Plasticity of pigmentation of the harlequin bug, Murgantia histrionica, in response to developmental temperature and photoperiod
Sustaining homeostasis in a changing environment relies on an organism’s ability to maintain an internal temperature within a specific range through thermoregulation. As poikilothermic ectotherms, insects must rely on mechanisms other than metabolic heat production to protect themselves from extreme temperatures. The harlequin bug (Murgantia histrionica) demonstrates plasticity in the ratio of black to yellow pigmentation on their dorsal surface, possibly taking advantage of solar radiation to warm their bodies during cool ambient temperatures. In order to investigate the impact of temperature and photoperiod on adult pigmentation, we reared harlequin nymphs in multiple thermal environments that mimicked the seasonal temperatures and photoperiods observed in their natural geographic range. We also transferred subsets of developing nymphs between environments in an attempt to ascertain when during development adult pigmentation is fixed. Once the nymphs reached the adult stage, the black to color ratio was quantified using digital imagery. Finally, we monitored the temperature of adult harlequin bugs in dark and basking conditions in order to assess the thermoregulation capabilities across a range of pigmentation phenotypes.

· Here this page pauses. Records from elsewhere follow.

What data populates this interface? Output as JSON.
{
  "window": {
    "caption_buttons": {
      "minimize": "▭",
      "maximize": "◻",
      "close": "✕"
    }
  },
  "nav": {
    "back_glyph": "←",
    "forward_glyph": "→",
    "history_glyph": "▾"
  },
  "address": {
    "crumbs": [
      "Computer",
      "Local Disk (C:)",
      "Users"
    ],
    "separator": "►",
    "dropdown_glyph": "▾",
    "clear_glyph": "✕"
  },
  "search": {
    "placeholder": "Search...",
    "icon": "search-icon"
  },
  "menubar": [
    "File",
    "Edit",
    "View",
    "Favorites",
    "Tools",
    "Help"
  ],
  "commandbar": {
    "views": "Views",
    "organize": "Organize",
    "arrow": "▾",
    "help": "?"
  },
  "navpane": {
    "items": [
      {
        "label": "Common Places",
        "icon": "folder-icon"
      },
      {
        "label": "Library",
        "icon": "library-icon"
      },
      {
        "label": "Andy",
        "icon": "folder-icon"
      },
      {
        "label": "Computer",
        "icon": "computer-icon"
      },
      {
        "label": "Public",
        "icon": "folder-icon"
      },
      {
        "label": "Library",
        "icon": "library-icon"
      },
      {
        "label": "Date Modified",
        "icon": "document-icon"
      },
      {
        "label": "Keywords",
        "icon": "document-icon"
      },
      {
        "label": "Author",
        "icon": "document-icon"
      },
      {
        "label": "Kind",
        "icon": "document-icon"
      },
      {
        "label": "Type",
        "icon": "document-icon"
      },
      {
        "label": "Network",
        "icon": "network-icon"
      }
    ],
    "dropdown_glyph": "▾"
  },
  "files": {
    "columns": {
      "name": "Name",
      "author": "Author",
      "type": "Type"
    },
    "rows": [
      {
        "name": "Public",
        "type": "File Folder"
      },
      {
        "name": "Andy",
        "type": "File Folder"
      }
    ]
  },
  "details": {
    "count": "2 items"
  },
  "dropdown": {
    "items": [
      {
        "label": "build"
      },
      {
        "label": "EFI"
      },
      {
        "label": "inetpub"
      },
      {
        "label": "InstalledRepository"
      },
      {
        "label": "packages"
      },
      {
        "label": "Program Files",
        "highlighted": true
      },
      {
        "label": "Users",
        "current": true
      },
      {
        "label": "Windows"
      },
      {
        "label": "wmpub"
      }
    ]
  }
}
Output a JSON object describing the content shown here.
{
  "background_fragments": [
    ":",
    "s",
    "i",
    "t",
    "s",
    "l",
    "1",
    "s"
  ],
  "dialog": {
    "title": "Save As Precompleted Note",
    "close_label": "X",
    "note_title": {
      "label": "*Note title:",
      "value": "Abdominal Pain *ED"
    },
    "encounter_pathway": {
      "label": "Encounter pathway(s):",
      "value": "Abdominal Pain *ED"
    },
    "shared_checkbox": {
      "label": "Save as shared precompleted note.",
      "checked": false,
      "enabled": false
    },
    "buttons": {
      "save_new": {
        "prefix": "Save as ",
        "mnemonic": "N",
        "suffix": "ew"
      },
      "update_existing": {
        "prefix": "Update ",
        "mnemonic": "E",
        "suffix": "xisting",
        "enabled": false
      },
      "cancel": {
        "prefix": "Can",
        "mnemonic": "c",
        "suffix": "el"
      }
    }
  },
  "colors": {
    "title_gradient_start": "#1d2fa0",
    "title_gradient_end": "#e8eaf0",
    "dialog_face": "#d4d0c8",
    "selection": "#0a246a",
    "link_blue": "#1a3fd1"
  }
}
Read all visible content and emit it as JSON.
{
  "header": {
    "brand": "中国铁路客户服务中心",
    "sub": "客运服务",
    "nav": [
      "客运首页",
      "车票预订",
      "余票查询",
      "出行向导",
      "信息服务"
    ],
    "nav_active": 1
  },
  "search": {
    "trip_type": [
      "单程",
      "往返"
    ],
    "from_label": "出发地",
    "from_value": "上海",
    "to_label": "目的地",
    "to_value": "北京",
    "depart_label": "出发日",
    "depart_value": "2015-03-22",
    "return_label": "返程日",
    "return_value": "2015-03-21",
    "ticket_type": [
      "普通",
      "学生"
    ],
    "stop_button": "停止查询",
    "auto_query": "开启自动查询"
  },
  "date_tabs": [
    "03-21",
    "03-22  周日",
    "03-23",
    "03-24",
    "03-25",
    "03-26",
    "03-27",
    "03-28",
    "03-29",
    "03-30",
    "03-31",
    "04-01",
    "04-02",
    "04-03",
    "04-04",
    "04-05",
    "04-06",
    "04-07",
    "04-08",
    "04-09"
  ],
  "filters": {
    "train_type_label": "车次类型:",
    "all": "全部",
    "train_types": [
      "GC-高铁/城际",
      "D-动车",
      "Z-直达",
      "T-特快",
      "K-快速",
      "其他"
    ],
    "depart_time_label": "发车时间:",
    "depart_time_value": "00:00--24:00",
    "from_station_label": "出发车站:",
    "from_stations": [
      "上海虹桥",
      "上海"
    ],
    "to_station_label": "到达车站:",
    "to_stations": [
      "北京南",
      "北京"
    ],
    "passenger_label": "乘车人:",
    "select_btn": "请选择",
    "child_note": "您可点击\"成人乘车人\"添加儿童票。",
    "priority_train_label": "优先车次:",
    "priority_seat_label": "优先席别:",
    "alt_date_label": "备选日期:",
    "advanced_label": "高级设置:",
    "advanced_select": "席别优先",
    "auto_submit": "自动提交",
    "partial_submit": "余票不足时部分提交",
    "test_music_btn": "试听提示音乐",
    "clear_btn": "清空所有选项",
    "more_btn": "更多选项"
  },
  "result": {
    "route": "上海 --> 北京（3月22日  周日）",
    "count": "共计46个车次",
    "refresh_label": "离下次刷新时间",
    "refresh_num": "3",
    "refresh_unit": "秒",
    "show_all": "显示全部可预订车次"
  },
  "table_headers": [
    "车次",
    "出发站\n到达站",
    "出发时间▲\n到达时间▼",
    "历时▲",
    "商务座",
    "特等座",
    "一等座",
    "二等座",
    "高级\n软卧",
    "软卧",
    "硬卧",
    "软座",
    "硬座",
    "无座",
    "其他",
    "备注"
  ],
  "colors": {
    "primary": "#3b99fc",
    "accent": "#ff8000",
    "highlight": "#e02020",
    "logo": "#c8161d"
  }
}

Nymphs that completed their development in chambers mimicking a fall temperature and/or photoperiod had higher levels of melanization. In addition, bugs that completed their entire development under fall conditions showed the same degree of melanization as bugs transferred after 28 days of development, suggesting that M. histrionica, similar to some Lepidopterans, shows melanization plasticity in response to exposure at a late critical period of development, rather than total time spent in a fall environment. Bugs reared in a fall environment were smaller than both bugs in a summer environment and those transferred after 28 days of development. Smaller organisms have a larger surface area to volume ratio. It is possible that bugs developing in the fall, which will likely overwinter as adults, take advantage of their higher surface area to volume ratio to increase their body temperatures more efficiently than larger adults when exposed to solar radiation. In our assessment of thermoregulation, individuals with a darker pigmentation were able to raise their body temperature to greater extent. These results suggest that colder temperatures experienced late in the season may induce the development of a darker phenotype, potentially improving the insect’s immediate and over-winter survival.